History as I remember it in school was a dull parade of facts, dates and names to be memorized and regurgitated onto a piece of test paper at the appropriate moment. Anyone remember the slogan "Tippecanoe and Tyler too?", "What was the signifigance of the Teapot Dome scandal and when did it occur?", or "Who fought whom at the Battle of Hastings?"

Not so in our house. We apparently learn history through much more entertaining sources. Like, say, Blackadder.

For those of you Philistines who don't know what Blackadder is, you can start with the Wikipedia entry and proceed directly to your Netflix queue, where you should bump it immediately to the top. One of the funniest TV shows of all time, it tells the story of Edmund Blackadder and all of his descendents through various stages in English history. The characters encounter medieval battles, Richard III, Queen Elizabeth I (played by the incomparable Miranda Richardson), the French Revolution and the Scarlet Pimpernel, and WWI, including Field Marshal Sir Douglas Haig, the battle of the Somme, and the famous poppies of Flanders field. Along the way, we've had lots of great discussions about the topics at hand, the historical figures, and related subjects. After we watched the final episode of the WWI series, I read them In Flanders Field and a short bio of its author, Lieutenant Colonel John McRae.

Over Christmas, we also watched The Reduced Shakespeare Company's DVD in which they manage to squeeze all 37 of Shakespeare's plays into 90 minutes of sheer lunacy and comedy (including the "60 second Hamlet", Titus Andronicus as a cooking show, Othello as a rap song, and Monarch football in which all of Shakespeare's Historical kings pass the ball around the field - and King Lear gets flagged on a penalty for being a fictional character). The kids thought it was a hoot, and on the way back from our snowy cabin Christmas, we discussed a lot of the plays.

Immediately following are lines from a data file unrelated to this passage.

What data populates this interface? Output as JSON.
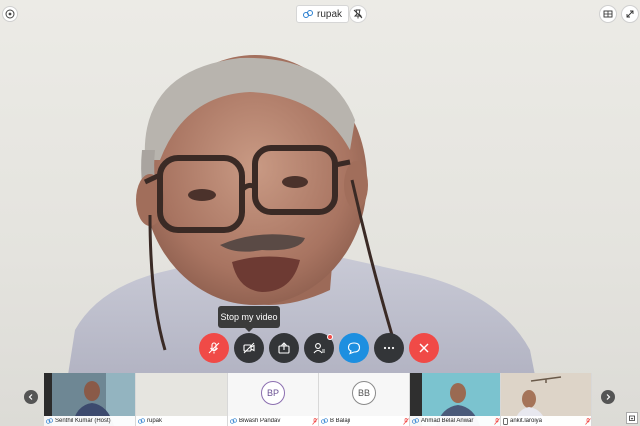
{
  "header": {
    "presenter_name": "rupak"
  },
  "tooltip": {
    "text": "Stop my video"
  },
  "controls": {
    "mute": "microphone-muted-icon",
    "video": "video-off-icon",
    "share": "share-icon",
    "participants": "participants-icon",
    "chat": "chat-icon",
    "more": "more-icon",
    "leave": "end-call-icon"
  },
  "colors": {
    "red": "#f04a47",
    "blue": "#1d8fe0",
    "dark": "#333538"
  },
  "participants": [
    {
      "name": "Senthil Kumar (Host)",
      "initials": "",
      "type": "video"
    },
    {
      "name": "rupak",
      "initials": "",
      "type": "video-self"
    },
    {
      "name": "Biwash Pandav",
      "initials": "BP",
      "type": "avatar"
    },
    {
      "name": "B Balaji",
      "initials": "BB",
      "type": "avatar"
    },
    {
      "name": "Ahmad Belal Anwar",
      "initials": "",
      "type": "video"
    },
    {
      "name": "ankit.laroiya",
      "initials": "",
      "type": "video"
    }
  ]
}
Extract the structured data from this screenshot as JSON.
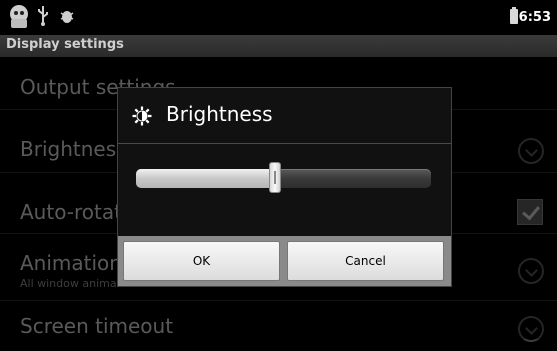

We also watched The General and some more of Buster Keaton's silent movies last week. It's amazing how well truly good theatre (in particular, comedy) can stand the test of time and entertain kids who have all the latest in special effects and video games at their fingertips. The cover of the DVD almost put them off, but I told them I thought they would love it and they did, begging to watch all of it in one sitting. Since The General was filmed near here, and one scene occurs at a place that we go to frequently, it was fun to watch from that angle as well. We talked about the Civil War and why the South would not let the movie be filmed there, even forty years after the end of the war.

The cool thing for me is that just through basically entertaining ourselves - having a good laugh and a bowl of popcorn, the kids have learned more about history than I remember in many a dull and dreary schoolroom hour.